World Championship and retirement (1954–1956)
In 1954, Robinson had 62 runs, a .311 batting average, and 7 steals. His best day at the plate was on June 17, when he hit two home runs and two doubles. The following autumn, Robinson won his only championship when the Dodgers beat the New York Yankees in the 1955 World Series. Although the team enjoyed ultimate success, 1955 was the worst year of Robinson’s individual career. He hit .256 and stole only 12 bases. The Dodgers tried Robinson in the outfield and as a third baseman, both because of his diminishing abilities and because Gilliam was established at second base.Eig, p. 269. Robinson, then 37 years old, missed 49 games and did not play in Game 7 of the World Series. Robinson missed the game because manager Walter Alston decided to play Gilliam at second and Don Hoak at third base. That season, the Dodgers’ Don Newcombe became the first black major league pitcher to win twenty games in a year.Nemec & Flatow, p. 198.

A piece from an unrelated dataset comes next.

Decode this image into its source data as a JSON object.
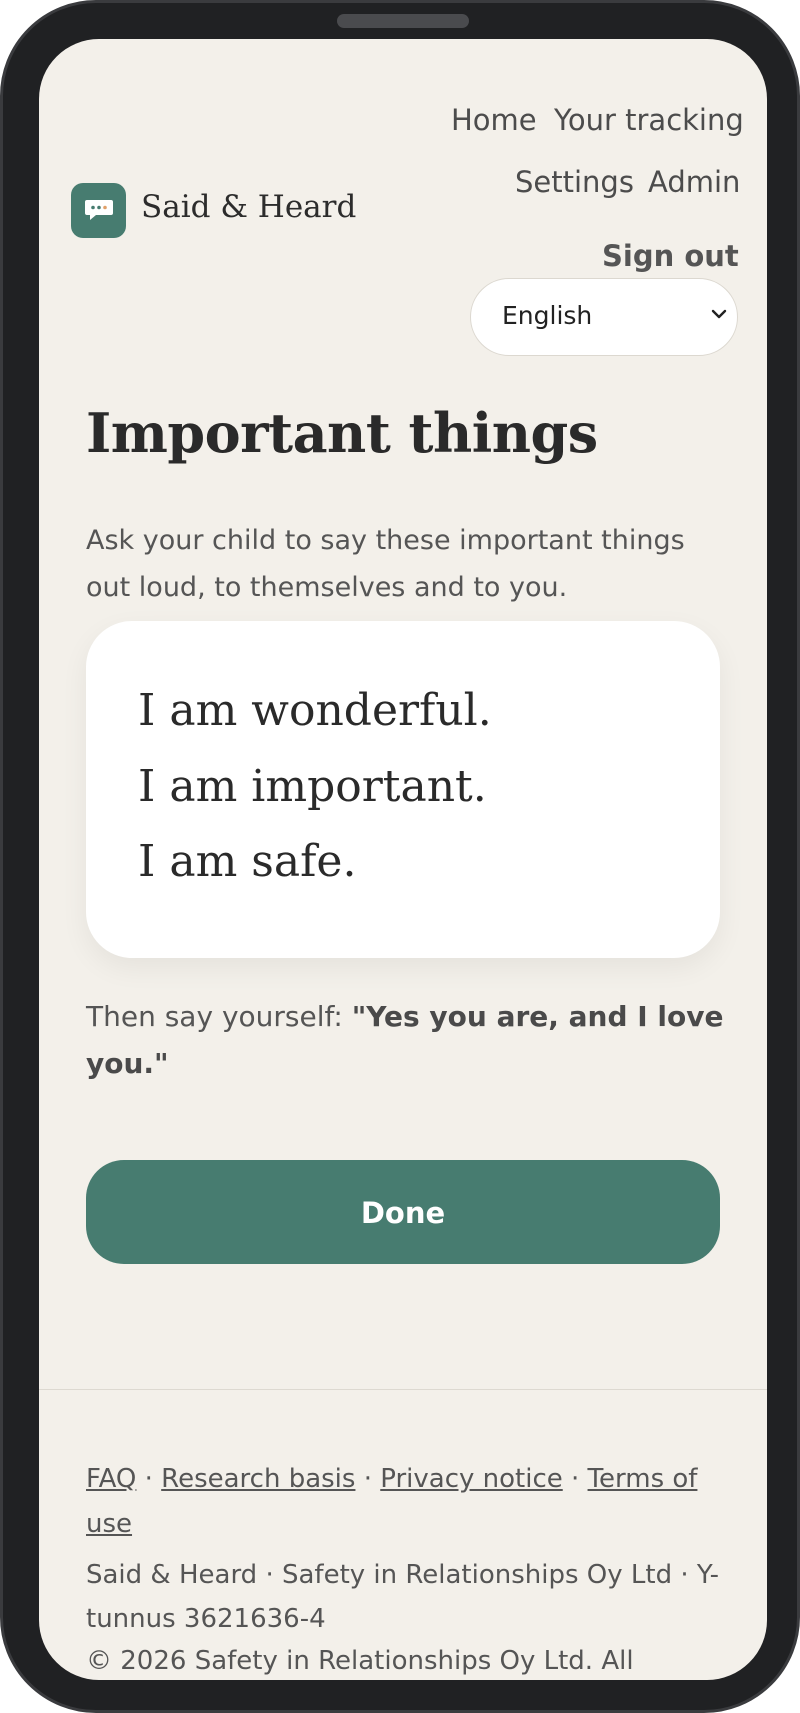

In 1956, Robinson had 61 runs, a .275 batting average, and 12 steals. By then, he had begun to exhibit the effects of diabetes, and to lose interest in the prospect of playing or managing professional baseball. After the season, Robinson was traded by the Dodgers to the arch-rival New York Giants for Dick Littlefield and $35,000 cash (equal to $ today). The trade, however, was never completed; unbeknownst to the Dodgers, Robinson had already agreed with the president of Chock full o’Nuts to quit baseball and become an executive with the company.Linge, p. 114. Since Robinson had sold exclusive rights to any retirement story to Look magazine two years previously, his retirement decision was revealed through the magazine, instead of through the Dodgers organization.
After his discharge, Robinson briefly returned to his old football club, the Los Angeles Bulldogs. Robinson then accepted an offer from his old friend and pastor Rev. Karl Downs to be the athletic director at Sam Huston College in Austin, then of the Southwestern Athletic Conference.Rampersad, p. 114. The job included coaching the school’s basketball team for the 1944–45 season. As it was a fledgling program, few students tried out for the basketball team, and Robinson even resorted to inserting himself into the lineup for exhibition games.Eig, p. 16. Although his teams were outmatched by opponents, Robinson was respected as a disciplinarian coach, and drew the admiration of, among others, Langston University basketball player Marques Haynes, a future member of the Harlem Globetrotters.